EXERCISE BRIEF:
Each line from the material with the word "this" in it must be copied.

EXTRACTED MATERIAL:
-=-=-=-=-

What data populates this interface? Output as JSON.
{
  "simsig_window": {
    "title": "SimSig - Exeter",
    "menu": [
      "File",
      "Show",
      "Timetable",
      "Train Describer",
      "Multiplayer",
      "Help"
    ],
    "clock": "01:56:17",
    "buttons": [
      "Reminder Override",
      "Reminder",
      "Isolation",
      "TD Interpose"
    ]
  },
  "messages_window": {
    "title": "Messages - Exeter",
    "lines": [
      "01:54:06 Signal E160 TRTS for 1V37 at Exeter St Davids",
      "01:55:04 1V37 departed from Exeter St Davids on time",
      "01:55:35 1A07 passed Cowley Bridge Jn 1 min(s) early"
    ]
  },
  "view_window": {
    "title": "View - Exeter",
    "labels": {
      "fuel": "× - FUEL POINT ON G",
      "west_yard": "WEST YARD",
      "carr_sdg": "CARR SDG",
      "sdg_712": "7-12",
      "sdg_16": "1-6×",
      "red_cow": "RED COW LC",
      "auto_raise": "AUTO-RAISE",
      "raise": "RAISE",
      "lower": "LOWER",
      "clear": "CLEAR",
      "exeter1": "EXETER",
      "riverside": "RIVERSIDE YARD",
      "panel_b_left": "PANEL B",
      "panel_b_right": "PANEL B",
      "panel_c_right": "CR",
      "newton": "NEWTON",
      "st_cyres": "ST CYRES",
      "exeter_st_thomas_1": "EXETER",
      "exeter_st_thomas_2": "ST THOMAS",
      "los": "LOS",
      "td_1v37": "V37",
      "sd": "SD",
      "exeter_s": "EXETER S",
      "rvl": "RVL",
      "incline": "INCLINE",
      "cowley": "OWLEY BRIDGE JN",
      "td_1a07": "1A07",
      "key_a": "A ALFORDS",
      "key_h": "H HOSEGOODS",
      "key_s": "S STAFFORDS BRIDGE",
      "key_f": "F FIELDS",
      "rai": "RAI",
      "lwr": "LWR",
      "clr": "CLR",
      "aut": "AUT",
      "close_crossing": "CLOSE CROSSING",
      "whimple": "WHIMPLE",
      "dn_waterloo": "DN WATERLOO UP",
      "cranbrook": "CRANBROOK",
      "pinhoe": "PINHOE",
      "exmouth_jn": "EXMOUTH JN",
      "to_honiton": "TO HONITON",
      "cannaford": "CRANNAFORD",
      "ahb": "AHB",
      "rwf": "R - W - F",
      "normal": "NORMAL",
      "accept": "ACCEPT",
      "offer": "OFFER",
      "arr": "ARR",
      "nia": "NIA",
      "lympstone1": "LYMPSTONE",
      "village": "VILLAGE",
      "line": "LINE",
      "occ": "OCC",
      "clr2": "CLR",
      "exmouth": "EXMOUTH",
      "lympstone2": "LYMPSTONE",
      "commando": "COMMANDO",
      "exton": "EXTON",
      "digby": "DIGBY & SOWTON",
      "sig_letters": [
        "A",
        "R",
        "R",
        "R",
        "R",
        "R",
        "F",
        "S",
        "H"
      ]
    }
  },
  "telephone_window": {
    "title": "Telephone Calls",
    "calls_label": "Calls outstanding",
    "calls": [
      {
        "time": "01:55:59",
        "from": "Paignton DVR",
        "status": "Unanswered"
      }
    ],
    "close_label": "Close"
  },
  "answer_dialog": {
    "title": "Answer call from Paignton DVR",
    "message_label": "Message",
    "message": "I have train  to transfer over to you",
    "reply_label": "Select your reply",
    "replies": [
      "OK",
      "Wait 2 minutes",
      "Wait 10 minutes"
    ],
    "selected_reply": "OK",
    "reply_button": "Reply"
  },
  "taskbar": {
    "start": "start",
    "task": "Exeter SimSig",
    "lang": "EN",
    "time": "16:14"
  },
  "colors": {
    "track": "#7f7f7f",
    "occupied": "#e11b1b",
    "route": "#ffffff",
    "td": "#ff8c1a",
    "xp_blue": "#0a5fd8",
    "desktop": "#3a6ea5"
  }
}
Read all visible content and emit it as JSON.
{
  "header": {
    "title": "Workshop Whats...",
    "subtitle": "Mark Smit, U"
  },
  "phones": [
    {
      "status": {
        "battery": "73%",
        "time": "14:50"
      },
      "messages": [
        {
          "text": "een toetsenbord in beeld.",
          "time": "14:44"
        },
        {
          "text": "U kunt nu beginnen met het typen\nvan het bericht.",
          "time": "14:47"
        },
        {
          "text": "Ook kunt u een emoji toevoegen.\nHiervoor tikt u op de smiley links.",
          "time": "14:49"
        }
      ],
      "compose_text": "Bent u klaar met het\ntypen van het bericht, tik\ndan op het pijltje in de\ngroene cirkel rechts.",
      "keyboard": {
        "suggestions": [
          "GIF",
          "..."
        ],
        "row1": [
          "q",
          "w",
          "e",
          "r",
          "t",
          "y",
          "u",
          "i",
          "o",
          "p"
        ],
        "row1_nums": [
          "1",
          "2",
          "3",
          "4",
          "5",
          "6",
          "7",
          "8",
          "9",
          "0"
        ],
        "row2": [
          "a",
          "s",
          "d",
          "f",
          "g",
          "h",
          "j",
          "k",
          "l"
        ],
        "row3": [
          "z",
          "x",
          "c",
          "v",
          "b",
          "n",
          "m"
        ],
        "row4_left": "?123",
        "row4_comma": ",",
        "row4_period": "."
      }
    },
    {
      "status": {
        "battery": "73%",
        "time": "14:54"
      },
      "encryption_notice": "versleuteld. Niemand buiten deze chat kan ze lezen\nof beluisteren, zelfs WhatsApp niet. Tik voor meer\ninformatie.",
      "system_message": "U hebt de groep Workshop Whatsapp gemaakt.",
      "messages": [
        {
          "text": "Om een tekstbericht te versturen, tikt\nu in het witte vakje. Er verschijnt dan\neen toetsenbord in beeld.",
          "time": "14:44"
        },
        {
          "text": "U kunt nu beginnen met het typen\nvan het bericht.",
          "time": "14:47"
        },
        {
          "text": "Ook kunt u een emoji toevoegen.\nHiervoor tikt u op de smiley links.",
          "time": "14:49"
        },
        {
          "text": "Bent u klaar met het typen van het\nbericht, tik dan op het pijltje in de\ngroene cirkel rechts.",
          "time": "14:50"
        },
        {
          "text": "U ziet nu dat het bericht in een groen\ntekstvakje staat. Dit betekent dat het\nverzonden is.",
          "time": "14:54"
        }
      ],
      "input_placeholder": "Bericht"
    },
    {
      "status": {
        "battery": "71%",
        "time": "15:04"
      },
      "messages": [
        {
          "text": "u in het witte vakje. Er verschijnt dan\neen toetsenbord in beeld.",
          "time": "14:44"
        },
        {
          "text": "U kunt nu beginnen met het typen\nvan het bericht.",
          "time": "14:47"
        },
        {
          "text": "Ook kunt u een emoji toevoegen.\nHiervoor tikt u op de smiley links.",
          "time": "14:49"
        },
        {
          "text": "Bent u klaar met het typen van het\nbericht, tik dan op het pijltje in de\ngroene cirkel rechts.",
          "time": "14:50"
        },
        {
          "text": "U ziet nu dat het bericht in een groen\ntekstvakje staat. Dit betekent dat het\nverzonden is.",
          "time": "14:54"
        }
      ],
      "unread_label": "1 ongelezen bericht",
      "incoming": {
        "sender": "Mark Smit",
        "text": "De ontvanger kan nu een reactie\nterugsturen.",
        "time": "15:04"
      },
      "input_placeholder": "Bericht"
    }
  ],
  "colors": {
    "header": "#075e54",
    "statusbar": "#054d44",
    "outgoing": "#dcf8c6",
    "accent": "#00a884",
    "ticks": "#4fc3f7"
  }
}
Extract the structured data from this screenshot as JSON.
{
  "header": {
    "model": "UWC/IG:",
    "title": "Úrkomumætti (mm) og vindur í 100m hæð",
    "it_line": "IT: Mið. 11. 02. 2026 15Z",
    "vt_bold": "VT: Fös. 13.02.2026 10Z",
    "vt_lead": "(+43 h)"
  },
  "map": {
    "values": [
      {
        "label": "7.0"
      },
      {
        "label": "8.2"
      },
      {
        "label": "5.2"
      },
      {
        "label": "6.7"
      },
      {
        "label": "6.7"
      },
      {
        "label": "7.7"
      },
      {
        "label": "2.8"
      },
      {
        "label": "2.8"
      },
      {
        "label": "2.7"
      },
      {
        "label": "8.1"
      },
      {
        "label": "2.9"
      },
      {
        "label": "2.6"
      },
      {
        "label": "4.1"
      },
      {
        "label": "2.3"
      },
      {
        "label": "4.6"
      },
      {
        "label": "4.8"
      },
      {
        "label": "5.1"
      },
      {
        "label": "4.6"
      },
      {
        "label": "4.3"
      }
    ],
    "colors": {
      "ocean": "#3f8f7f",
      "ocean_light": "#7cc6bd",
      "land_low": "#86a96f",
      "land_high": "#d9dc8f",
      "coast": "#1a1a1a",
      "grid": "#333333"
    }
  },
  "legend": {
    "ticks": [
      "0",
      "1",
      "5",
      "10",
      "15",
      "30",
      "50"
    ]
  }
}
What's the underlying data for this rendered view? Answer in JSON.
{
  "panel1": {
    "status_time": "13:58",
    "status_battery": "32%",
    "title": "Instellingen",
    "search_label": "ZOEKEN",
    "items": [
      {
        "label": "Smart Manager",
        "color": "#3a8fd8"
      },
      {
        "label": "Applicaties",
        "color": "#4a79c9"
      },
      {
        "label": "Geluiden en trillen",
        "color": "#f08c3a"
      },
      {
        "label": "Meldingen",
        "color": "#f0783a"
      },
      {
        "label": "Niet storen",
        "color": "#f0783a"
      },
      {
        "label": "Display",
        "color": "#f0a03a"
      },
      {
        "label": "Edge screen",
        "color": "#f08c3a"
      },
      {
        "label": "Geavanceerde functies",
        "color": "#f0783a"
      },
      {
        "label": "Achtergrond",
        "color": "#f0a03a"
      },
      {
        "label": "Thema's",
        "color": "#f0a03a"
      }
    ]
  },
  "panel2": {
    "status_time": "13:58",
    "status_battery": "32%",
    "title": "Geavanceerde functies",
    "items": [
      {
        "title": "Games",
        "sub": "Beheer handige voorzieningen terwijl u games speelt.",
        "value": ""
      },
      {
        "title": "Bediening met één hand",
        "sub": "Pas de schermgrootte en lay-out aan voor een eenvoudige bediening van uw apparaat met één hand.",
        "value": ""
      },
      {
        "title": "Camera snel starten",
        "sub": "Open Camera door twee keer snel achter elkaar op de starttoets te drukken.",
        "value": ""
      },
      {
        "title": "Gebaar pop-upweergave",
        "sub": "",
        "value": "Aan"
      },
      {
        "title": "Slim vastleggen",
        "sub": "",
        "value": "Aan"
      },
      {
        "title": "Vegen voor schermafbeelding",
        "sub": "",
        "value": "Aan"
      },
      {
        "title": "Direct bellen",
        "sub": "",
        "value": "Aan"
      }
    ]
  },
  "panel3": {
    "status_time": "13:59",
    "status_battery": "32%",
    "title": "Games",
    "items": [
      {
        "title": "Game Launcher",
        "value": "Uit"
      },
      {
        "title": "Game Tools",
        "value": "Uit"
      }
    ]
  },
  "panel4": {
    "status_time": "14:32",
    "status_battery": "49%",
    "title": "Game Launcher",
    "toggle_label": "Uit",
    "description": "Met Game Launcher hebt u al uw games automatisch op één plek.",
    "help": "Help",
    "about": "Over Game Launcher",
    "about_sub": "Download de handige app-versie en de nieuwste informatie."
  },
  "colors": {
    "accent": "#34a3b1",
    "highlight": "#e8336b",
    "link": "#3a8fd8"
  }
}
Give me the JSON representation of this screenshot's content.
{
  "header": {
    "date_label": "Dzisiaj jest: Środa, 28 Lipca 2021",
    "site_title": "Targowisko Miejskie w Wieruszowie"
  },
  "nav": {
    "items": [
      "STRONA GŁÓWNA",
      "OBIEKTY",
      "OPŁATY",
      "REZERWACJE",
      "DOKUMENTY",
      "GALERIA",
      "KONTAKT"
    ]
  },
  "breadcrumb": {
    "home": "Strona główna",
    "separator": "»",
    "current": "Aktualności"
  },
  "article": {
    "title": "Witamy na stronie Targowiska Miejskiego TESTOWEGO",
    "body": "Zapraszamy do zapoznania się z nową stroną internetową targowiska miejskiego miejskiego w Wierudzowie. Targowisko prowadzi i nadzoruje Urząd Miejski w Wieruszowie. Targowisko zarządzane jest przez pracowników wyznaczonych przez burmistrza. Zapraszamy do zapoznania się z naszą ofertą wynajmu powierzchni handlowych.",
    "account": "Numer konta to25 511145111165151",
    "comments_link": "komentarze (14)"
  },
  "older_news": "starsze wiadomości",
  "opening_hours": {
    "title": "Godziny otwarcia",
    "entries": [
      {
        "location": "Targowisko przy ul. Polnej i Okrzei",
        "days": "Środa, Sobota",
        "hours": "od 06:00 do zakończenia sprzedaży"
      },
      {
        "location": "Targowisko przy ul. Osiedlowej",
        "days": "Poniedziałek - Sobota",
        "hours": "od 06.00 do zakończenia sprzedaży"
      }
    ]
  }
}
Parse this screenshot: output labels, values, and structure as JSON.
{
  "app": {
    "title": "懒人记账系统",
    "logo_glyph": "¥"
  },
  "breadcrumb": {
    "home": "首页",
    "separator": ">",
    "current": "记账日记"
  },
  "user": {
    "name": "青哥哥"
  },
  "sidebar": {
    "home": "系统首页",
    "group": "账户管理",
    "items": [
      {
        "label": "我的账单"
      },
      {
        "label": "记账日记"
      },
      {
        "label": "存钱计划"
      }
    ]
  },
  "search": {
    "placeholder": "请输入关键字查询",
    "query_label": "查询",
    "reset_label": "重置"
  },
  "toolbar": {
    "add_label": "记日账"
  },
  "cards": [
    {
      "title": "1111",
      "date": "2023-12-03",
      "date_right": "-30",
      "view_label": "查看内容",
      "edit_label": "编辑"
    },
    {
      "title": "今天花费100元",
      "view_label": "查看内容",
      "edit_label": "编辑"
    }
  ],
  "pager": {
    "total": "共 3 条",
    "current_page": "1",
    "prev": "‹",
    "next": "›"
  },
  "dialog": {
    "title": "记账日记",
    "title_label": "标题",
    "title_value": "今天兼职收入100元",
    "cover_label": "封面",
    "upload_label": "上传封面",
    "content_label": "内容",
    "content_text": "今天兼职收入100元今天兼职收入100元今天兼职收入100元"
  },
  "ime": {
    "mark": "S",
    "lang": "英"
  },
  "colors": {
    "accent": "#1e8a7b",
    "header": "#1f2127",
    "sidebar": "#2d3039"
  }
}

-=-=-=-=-

FINAL ANSWER:
What data populates this interface? Output as JSON.
Extract the structured data from this screenshot as JSON.
What's the underlying data for this rendered view? Answer in JSON.
Give me the JSON representation of this screenshot's content.
Parse this screenshot: output labels, values, and structure as JSON.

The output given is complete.